What is required - Read through the records. Copy each line that has the word "subtitle".

Records from a dataset
================================
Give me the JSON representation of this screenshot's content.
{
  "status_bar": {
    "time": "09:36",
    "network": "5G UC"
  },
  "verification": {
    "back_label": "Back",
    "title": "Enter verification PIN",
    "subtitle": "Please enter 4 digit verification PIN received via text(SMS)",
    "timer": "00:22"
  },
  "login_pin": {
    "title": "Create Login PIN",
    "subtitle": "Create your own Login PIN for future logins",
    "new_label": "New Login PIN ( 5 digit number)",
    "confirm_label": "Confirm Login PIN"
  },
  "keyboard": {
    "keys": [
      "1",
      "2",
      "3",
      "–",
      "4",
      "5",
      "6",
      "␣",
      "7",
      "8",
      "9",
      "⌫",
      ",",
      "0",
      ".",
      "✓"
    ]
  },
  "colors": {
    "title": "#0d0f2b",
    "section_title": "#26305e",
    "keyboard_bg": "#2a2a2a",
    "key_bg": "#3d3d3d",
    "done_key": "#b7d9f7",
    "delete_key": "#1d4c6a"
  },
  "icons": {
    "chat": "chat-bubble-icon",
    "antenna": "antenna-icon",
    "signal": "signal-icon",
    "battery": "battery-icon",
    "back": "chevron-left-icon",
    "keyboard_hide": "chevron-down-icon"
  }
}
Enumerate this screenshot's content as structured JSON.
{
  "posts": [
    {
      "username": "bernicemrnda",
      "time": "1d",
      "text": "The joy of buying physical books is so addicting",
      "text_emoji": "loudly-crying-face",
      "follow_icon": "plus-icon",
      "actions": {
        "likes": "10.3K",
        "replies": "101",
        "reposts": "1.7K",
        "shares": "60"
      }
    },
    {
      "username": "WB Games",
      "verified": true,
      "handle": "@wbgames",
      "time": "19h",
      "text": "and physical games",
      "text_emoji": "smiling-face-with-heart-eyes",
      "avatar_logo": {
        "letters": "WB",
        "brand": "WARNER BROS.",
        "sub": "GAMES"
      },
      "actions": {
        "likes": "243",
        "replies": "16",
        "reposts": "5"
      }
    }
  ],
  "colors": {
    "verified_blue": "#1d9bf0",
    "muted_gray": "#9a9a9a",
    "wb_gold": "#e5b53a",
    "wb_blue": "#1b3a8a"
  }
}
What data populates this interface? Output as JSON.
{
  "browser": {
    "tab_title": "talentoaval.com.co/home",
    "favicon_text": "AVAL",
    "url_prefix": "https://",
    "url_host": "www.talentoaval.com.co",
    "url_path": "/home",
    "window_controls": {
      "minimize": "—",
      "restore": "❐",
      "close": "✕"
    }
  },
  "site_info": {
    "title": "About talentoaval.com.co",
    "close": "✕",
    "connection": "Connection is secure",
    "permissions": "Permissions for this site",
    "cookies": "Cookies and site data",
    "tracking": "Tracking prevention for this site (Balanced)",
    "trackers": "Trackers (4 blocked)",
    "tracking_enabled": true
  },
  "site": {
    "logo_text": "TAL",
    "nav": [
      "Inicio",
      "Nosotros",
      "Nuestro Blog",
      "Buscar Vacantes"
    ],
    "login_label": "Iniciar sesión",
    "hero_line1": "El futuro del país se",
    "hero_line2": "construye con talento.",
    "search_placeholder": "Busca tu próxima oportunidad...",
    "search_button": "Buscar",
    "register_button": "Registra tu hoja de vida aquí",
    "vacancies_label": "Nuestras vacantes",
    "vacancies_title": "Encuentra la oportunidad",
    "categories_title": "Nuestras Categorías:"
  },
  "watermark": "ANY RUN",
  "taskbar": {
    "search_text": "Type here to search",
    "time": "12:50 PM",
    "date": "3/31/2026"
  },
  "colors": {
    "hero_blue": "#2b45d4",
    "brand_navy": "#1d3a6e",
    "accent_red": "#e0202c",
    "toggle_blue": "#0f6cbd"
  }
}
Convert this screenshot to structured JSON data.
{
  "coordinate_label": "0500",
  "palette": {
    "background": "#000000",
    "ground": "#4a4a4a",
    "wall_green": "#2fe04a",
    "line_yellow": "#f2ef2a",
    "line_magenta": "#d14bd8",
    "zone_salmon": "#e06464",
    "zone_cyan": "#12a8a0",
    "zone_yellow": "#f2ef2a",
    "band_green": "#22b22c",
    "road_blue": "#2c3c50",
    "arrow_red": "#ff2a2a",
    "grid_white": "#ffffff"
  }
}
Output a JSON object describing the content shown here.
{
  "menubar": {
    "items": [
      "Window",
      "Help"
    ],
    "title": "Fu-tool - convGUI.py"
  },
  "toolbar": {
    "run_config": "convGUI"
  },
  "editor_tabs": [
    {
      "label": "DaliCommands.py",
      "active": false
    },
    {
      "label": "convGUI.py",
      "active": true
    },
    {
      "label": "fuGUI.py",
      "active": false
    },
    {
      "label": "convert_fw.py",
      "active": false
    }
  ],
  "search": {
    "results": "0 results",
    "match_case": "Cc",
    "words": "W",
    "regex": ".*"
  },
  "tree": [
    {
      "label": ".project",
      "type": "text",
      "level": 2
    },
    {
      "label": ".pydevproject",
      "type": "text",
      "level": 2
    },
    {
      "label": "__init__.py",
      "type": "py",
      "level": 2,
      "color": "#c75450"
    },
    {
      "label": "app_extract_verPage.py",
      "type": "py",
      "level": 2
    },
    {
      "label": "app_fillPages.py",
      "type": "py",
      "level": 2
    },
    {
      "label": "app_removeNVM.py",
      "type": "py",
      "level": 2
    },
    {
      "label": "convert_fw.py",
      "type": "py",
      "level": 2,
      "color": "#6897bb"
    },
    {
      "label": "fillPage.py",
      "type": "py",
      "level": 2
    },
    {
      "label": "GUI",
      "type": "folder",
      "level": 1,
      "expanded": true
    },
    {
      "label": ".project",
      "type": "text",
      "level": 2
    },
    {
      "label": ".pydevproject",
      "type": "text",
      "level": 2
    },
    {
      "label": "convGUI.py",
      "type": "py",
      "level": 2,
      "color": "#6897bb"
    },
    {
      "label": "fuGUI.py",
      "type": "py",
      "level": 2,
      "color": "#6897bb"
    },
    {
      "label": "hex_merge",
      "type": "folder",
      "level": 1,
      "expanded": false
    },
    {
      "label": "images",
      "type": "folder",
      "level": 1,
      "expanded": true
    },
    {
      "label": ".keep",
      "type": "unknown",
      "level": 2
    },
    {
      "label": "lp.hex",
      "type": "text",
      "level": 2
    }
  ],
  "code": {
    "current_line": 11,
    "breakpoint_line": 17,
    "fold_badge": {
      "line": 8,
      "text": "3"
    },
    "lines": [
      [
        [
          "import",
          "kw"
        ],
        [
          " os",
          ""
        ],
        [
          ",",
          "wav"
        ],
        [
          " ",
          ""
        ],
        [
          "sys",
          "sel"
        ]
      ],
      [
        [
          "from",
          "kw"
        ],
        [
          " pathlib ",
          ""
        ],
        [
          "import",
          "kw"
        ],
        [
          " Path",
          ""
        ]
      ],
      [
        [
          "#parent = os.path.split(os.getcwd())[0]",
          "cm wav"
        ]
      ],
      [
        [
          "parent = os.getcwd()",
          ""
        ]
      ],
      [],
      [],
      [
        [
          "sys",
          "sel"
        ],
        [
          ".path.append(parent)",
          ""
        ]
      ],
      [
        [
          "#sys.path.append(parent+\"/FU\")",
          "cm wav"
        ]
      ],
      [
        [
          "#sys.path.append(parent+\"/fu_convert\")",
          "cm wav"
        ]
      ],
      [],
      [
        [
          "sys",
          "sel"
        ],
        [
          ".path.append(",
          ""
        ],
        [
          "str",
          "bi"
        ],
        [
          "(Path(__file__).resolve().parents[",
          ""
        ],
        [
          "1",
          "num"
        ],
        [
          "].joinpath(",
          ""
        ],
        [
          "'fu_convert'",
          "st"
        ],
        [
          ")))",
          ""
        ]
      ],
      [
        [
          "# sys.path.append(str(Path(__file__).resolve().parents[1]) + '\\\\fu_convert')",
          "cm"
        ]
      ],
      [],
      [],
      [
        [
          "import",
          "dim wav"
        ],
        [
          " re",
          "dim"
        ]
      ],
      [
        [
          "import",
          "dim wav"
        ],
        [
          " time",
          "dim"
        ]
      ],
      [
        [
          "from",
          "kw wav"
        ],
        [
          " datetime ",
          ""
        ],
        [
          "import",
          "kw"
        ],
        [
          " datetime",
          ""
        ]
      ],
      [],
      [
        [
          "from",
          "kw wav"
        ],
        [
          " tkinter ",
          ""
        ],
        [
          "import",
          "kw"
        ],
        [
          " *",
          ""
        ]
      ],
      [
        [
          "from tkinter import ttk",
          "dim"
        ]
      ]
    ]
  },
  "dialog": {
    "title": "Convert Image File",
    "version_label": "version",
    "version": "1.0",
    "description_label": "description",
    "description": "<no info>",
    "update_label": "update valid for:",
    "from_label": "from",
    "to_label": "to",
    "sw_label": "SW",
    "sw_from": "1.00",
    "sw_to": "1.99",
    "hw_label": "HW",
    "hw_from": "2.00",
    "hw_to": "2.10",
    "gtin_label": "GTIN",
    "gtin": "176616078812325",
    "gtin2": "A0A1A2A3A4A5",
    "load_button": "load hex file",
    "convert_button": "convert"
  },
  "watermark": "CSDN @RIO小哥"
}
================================
Answer box -
    "subtitle": "Please enter 4 digit verification PIN received via text(SMS)",
    "subtitle": "Create your own Login PIN for future logins",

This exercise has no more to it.